Recent grads are finding themselves swamped by bills for their education.
By Terrie Morgan-Besecker email@example.com
Law & Order Reporter
Justin Kozloski of Dallas job shadowing reporters at The Times Leader
. Many graduates these days are finding that landing the right job is secondary to coping with the high cost of repaying the student loans that got them through college. Tuition has skyrocketed in recent decades, forcing students to rely more heavily on borrowed money to complete their educations. When they graduate they are confronted by large payments on their student loans.
Charlotte Bartizek/for the times leader
Denise Williams entered Monmouth University in New Jersey in 2005 with hopes of earning a degree that would land her a job as a television news broadcaster.
At age 21, she didn’t give much thought to the more than $20,000-a-year cost for tuition and room and board. The college had a great communications program, and nearly the entire cost was covered by student loans. She assumed she’d get a good enough job to pay back the loans after she graduated.
Six years later, the 27-year-old Hanover Township woman struggles to meet even her most basic needs as she deals with the reality of paying off the $45,000 in student debt she amassed.
That dream job as a broadcaster never materialized.
She instead works as a full-time customer service representative, earning just over $11 an hour – ironically at Sallie Mae in Hanover Township, the nation’s largest private student loan processor.
Each month, $376 – or more than 30 percent of her net earnings – goes toward her loans. That doesn’t count another $50 a month she pays to her mother, when she can, to help cover a $500 monthly payment she makes on another loan on which Williams defaulted.
“I couldn’t keep up. The payments were too high,” Williams said. “They’d ask me, ‘Why are you behind?’ I have other bills. I have to eat. They don’t understand or care. All they want is their money.”
For Williams it was a painful lesson.
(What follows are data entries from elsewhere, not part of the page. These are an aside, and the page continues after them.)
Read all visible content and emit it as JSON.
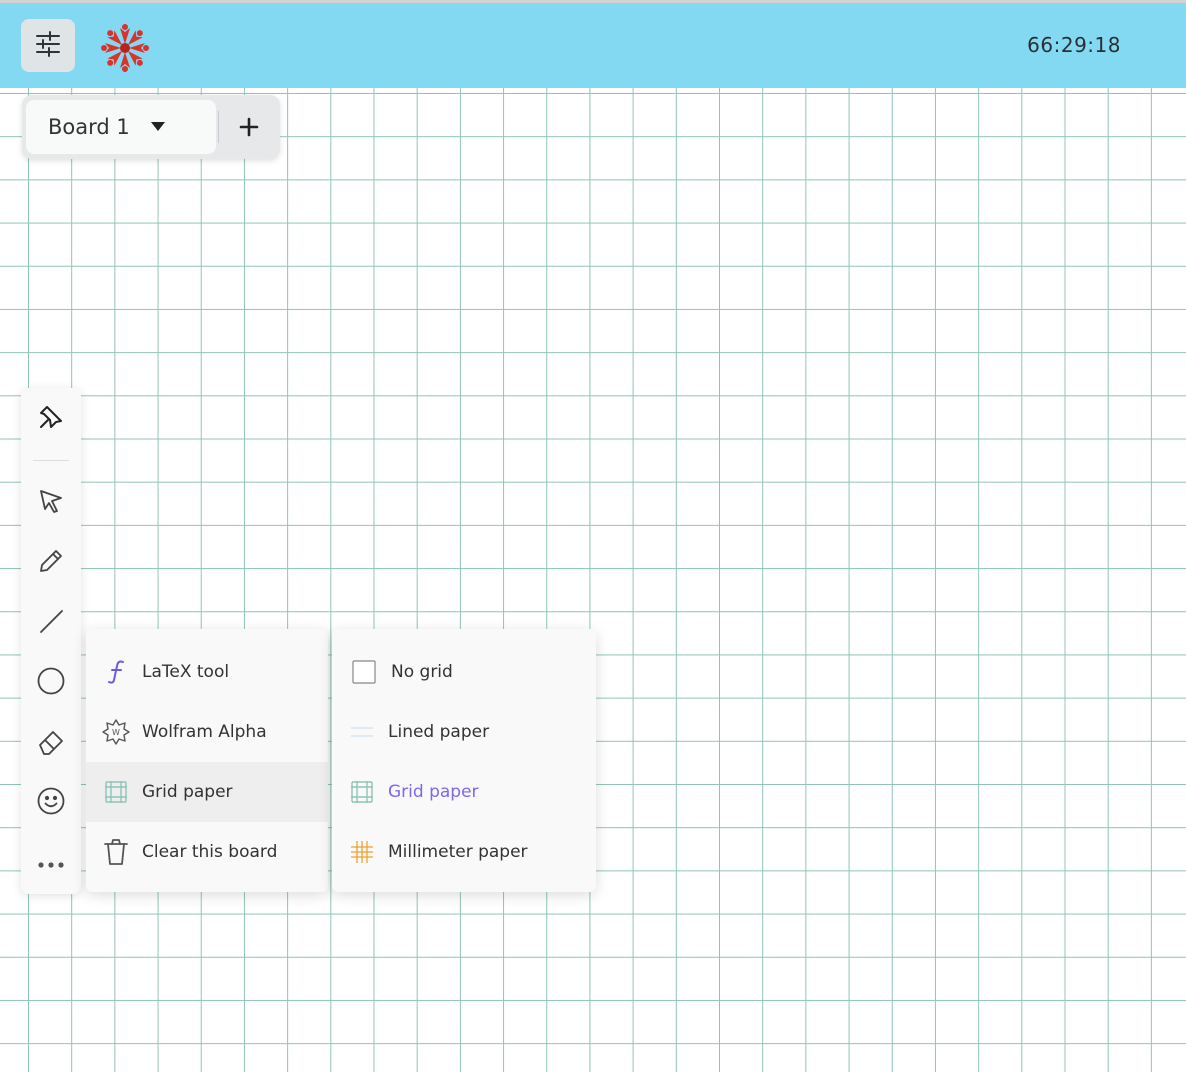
{
  "header": {
    "timer": "66:29:18",
    "settings_icon": "sliders-icon",
    "logo_icon": "snowflake-logo",
    "background_color": "#83d9f2"
  },
  "boards": {
    "current": "Board 1",
    "add_icon": "plus-icon"
  },
  "toolbar": {
    "tools": [
      {
        "name": "pin",
        "icon": "pin-icon"
      },
      {
        "name": "select",
        "icon": "cursor-icon"
      },
      {
        "name": "pen",
        "icon": "pencil-icon"
      },
      {
        "name": "line",
        "icon": "line-icon"
      },
      {
        "name": "circle",
        "icon": "circle-icon"
      },
      {
        "name": "eraser",
        "icon": "eraser-icon"
      },
      {
        "name": "emoji",
        "icon": "smiley-icon"
      },
      {
        "name": "more",
        "icon": "more-icon"
      }
    ]
  },
  "menu": {
    "items": [
      {
        "label": "LaTeX tool",
        "icon": "latex-icon"
      },
      {
        "label": "Wolfram Alpha",
        "icon": "wolfram-icon"
      },
      {
        "label": "Grid paper",
        "icon": "grid-icon",
        "active": true
      },
      {
        "label": "Clear this board",
        "icon": "trash-icon"
      }
    ]
  },
  "submenu": {
    "items": [
      {
        "label": "No grid",
        "icon": "empty-box-icon"
      },
      {
        "label": "Lined paper",
        "icon": "lines-icon"
      },
      {
        "label": "Grid paper",
        "icon": "grid-icon",
        "selected": true
      },
      {
        "label": "Millimeter paper",
        "icon": "millimeter-icon"
      }
    ],
    "selected_color": "#7b68ee",
    "grid_color": "#8fc4b8",
    "millimeter_color": "#f0a030"
  }
}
And she’s not alone.
She is among a growing number of college graduates who find themselves in financial trouble as they face the stark reality of just how much their education cost.
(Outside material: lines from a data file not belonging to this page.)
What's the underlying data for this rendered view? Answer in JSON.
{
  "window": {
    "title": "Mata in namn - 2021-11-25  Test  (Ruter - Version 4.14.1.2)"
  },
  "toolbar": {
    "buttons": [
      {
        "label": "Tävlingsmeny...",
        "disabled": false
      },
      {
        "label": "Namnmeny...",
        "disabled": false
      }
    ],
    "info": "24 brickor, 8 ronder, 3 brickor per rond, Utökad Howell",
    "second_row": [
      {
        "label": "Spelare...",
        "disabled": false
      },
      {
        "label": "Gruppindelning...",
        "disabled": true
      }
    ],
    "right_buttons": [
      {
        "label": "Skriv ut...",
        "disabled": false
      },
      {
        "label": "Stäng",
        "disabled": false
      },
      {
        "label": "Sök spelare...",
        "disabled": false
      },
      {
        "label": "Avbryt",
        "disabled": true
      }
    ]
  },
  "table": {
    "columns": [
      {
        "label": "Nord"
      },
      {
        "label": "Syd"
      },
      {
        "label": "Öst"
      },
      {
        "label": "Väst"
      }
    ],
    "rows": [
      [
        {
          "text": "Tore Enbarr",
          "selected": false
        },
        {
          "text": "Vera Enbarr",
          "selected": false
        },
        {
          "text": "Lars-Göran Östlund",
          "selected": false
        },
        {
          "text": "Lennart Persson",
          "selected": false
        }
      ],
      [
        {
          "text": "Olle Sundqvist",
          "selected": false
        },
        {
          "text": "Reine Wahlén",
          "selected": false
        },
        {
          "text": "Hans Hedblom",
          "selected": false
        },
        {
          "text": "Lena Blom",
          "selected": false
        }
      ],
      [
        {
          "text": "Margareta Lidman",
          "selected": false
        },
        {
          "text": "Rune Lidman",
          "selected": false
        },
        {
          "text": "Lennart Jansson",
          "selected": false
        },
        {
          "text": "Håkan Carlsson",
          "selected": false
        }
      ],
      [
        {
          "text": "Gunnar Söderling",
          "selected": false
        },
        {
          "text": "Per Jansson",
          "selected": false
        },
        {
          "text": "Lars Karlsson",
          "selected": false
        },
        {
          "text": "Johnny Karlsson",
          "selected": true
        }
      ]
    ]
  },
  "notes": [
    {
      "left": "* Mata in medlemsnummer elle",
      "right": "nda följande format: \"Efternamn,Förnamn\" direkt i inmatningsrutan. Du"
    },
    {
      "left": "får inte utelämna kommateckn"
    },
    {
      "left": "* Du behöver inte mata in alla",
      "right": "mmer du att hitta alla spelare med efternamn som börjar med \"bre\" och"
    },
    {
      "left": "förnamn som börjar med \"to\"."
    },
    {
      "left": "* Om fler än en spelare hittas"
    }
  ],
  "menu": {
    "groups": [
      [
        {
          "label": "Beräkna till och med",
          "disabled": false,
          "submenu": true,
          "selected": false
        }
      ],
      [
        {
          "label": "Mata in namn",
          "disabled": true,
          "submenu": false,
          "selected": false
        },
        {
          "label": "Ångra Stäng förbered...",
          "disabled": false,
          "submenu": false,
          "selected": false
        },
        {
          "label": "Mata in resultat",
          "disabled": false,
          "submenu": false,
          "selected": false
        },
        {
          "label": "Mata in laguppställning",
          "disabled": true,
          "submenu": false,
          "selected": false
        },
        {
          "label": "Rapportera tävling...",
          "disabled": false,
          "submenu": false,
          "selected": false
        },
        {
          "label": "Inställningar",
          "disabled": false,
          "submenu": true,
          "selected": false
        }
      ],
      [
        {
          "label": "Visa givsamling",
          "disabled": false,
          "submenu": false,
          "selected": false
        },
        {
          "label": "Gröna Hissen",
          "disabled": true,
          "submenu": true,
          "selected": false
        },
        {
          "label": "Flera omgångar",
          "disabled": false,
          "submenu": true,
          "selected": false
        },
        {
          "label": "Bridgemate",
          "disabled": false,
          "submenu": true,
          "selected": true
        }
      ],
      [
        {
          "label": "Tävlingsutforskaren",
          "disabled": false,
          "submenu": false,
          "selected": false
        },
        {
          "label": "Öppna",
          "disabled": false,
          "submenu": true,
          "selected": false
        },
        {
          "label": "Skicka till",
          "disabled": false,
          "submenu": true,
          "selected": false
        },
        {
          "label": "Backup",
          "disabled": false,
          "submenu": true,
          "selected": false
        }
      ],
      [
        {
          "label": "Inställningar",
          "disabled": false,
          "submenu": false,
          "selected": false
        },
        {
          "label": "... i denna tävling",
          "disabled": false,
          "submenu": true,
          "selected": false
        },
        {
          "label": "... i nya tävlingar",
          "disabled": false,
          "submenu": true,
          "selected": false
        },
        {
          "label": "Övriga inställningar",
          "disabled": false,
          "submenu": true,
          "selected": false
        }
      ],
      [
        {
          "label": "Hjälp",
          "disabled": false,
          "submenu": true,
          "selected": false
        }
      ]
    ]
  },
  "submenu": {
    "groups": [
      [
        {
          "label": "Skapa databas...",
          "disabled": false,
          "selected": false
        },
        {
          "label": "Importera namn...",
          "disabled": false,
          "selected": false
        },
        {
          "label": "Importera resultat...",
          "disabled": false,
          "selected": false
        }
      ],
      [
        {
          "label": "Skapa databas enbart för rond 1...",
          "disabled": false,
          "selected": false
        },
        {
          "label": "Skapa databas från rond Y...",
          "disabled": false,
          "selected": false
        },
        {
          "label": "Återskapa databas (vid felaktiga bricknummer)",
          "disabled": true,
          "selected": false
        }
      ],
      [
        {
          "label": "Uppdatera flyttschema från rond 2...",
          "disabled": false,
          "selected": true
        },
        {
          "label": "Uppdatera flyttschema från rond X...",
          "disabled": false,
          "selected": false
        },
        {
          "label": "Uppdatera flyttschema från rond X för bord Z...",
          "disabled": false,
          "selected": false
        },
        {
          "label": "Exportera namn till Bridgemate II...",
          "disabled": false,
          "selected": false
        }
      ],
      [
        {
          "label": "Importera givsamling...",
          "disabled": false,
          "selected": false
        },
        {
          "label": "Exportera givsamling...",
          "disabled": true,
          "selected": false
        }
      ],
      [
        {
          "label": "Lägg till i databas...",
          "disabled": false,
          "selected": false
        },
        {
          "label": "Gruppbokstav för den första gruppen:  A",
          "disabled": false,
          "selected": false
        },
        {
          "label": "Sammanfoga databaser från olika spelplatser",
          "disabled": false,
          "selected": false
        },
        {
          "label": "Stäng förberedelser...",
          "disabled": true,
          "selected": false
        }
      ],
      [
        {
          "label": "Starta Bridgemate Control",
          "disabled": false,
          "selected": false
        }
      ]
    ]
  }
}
Average debt: $34K
Two thirds of college students who graduated in 2010-11 with a four-year degree had at least some debt, with the average debt being $34,430, according to an analysis conducted by FinAid.org, an award-winning website that provides extensive information regarding student aid and loans.
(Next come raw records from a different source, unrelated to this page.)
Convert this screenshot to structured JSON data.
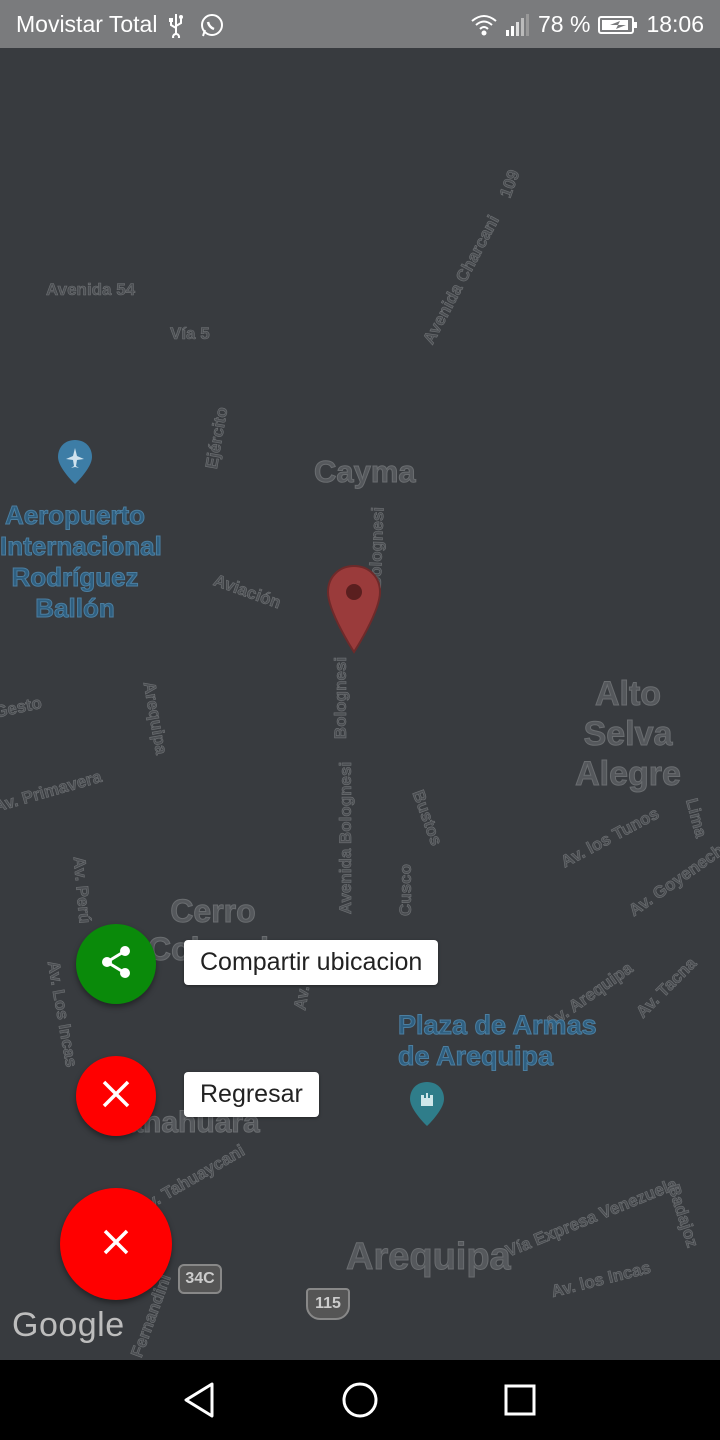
{
  "status_bar": {
    "carrier": "Movistar Total",
    "battery_percent": "78 %",
    "time": "18:06",
    "icons": [
      "usb-icon",
      "whatsapp-icon",
      "wifi-icon",
      "signal-icon",
      "battery-charging-icon"
    ]
  },
  "map": {
    "places": {
      "cayma": "Cayma",
      "airport": "Aeropuerto\nInternacional\nRodríguez\nBallón",
      "alto_selva_alegre": "Alto Selva\nAlegre",
      "cerro_colorado": "Cerro\nColorado",
      "plaza_de_armas": "Plaza de Armas\nde Arequipa",
      "yanahuara": "Yanahuara",
      "arequipa": "Arequipa"
    },
    "roads": {
      "avenida_54": "Avenida 54",
      "via_5": "Vía 5",
      "avenida_charcani": "Avenida Charcani",
      "r109": "109",
      "ejercito": "Ejército",
      "bolognesi_top": "Bolognesi",
      "aviacion": "Aviación",
      "bolognesi_mid": "Bolognesi",
      "avenida_bolognesi": "Avenida Bolognesi",
      "primavera": "Av. Primavera",
      "arequipa_left": "Arequipa",
      "peru": "Av. Perú",
      "los_incas": "Av. Los Incas",
      "los_tunos": "Av. los Tunos",
      "av_goyeneche": "Av. Goyeneche",
      "cusco": "Cusco",
      "av_tacna": "Av. Tacna",
      "via_evitamiento": "Vía Expresa Venezuela",
      "los_incas_bottom": "Av. los Incas",
      "tahuaycani": "Av. Tahuaycani",
      "badajoz": "Badajoz",
      "lima": "Lima",
      "shield_34c": "34C",
      "shield_115": "115"
    },
    "google_logo": "Google"
  },
  "fab_menu": {
    "share_label": "Compartir ubicacion",
    "back_label": "Regresar",
    "colors": {
      "share": "#0a8a0a",
      "back": "#ff0000",
      "main": "#ff0000"
    }
  }
}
That’s more than triple the $9,797 debt carried by the average graduate in 1992. Read more…